Horsley quotes the president: “Obama is trying to make the argument that signing up is a good deal: ‘In many states across the country, if you’re say a 27-year-old young woman, don’t have health insurance, you get on that exchange, you’re going to be able to purchase high-quality health insurance for less than the cost of your cell phone bill.'” He provides no facts listeners might use to evaluate the truth–or not–of that claim.
It turns out that Obama’s cost claims are highly misleading, in three basic ways. First, while some premium costs might be less than “expected,” they are far higher than the cost of health insurance before Obamacare. The cheapest Obamacare premium for that 27-year-old woman is $163. Without Obamacare, that same 27-year-old could buy monthly insurance with a modest deductible for about $60–roughly a third as much.
Second, the only way Obamacare is cheaper than the cost of a cell phone bill is if you compare the cheapest Obamacare plan with the most expensive cell phone plan. A basic cell phone plan–including talk, text, and data–runs about $50. An unlimited plan can run in excess of $200. Few young people would consider that “cheap”–particularly at a time when unemployment among young people is very high.
Third, health insurance and cell phones are not substitute goods. Obama is asking young people to pay for high Obamacare premiums in addition to their other expenses, not instead of them. That might seem reasonable to a man who has never really balanced a family budget, let alone a federal one (the Obamas lived beyond their means until quite recently). It is unreasonable even for high-earning young Americans.
Horsley does cite Republican opposition to Obamacare, but only in the most general terms, leaving the impression that all Democrats really want is health care for everyone, and all Republicans want is to say “no.” (Notably, even President Obama has dropped the pretense of differentiating between Obamacare and “universal health care,” which Democrats now admit openly is where they want the legislation to lead.)
In his story, Horsely quotes Clinton: “This only works, for example, if young people show up,” said Clinton. “We’ve got to have them in the pools. Because otherwise all these projected low costs cannot be held if older people with pre-existing conditions are disproportionately represented in any given state.” That is a subtle admission that Obamacare imposes new costs on the young–but Horsely does not bother to point that out.

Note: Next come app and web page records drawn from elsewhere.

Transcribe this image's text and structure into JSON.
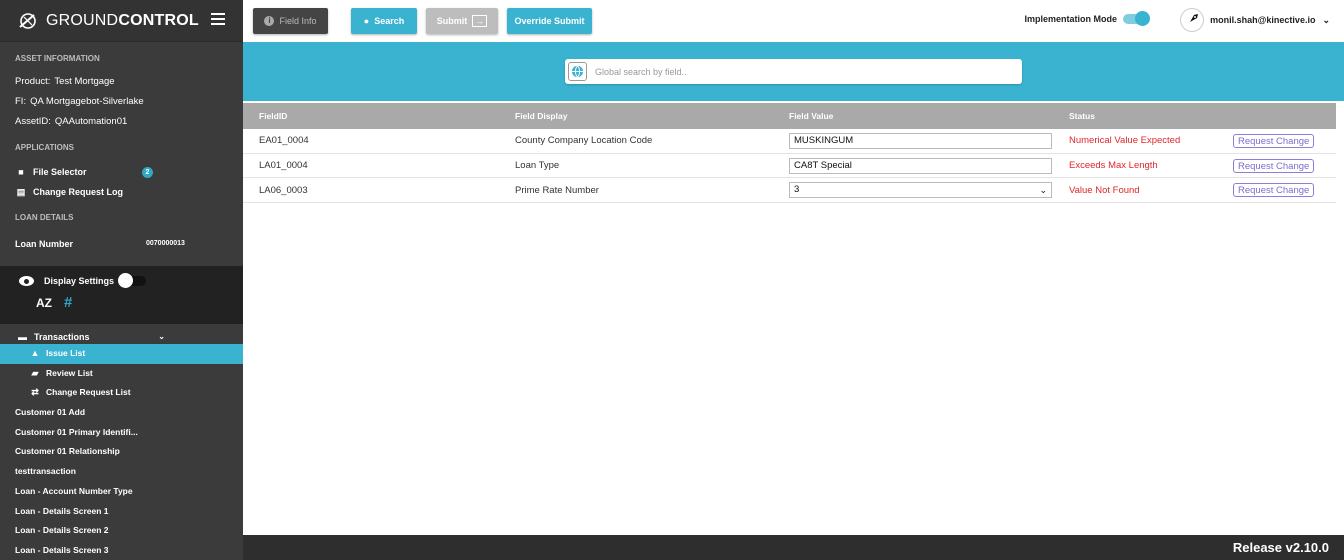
{
  "brand": {
    "part1": "GROUND",
    "part2": "CONTROL"
  },
  "sidebar": {
    "asset_header": "ASSET INFORMATION",
    "product_label": "Product:",
    "product_value": "Test Mortgage",
    "fi_label": "FI:",
    "fi_value": "QA Mortgagebot-Silverlake",
    "asset_label": "AssetID:",
    "asset_value": "QAAutomation01",
    "apps_header": "APPLICATIONS",
    "file_selector": "File Selector",
    "file_selector_badge": "2",
    "change_request_log": "Change Request Log",
    "loan_header": "LOAN DETAILS",
    "loan_number_label": "Loan Number",
    "loan_number_value": "0070000013",
    "display_settings": "Display Settings",
    "sort_az": "AZ",
    "sort_hash": "#",
    "transactions": "Transactions",
    "issue_list": "Issue List",
    "review_list": "Review List",
    "change_request_list": "Change Request List",
    "items": [
      "Customer 01 Add",
      "Customer 01 Primary Identifi...",
      "Customer 01 Relationship",
      "testtransaction",
      "Loan - Account Number Type",
      "Loan - Details Screen 1",
      "Loan - Details Screen 2",
      "Loan - Details Screen 3"
    ]
  },
  "toolbar": {
    "field_info": "Field Info",
    "search": "Search",
    "submit": "Submit",
    "override_submit": "Override Submit",
    "implementation_mode": "Implementation Mode",
    "user": "monil.shah@kinective.io"
  },
  "search": {
    "placeholder": "Global search by field.."
  },
  "table": {
    "headers": [
      "FieldID",
      "Field Display",
      "Field Value",
      "Status"
    ],
    "rows": [
      {
        "id": "EA01_0004",
        "display": "County Company Location Code",
        "value": "MUSKINGUM",
        "status": "Numerical Value Expected",
        "action": "Request Change"
      },
      {
        "id": "LA01_0004",
        "display": "Loan Type",
        "value": "CA8T Special",
        "status": "Exceeds Max Length",
        "action": "Request Change"
      },
      {
        "id": "LA06_0003",
        "display": "Prime Rate Number",
        "value": "3",
        "status": "Value Not Found",
        "action": "Request Change"
      }
    ]
  },
  "footer": {
    "release": "Release v2.10.0"
  },
  "colors": {
    "accent": "#3ab3d1",
    "status_error": "#e0262b",
    "sidebar": "#3b3b3b"
  }
}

The fact that Obamacare must now rely on political exhortation, rather than competitive pricing, to entice young people to subsidize the system is a searing indictment of a failed policy. Even the law’s high, much-touted provision for pre-existing conditions barely attracted 25% of the expected enrollment. Horsley omits any basis for judging Obama’s claims. After the exchanges open Oct. 1, there will be no hiding the truth.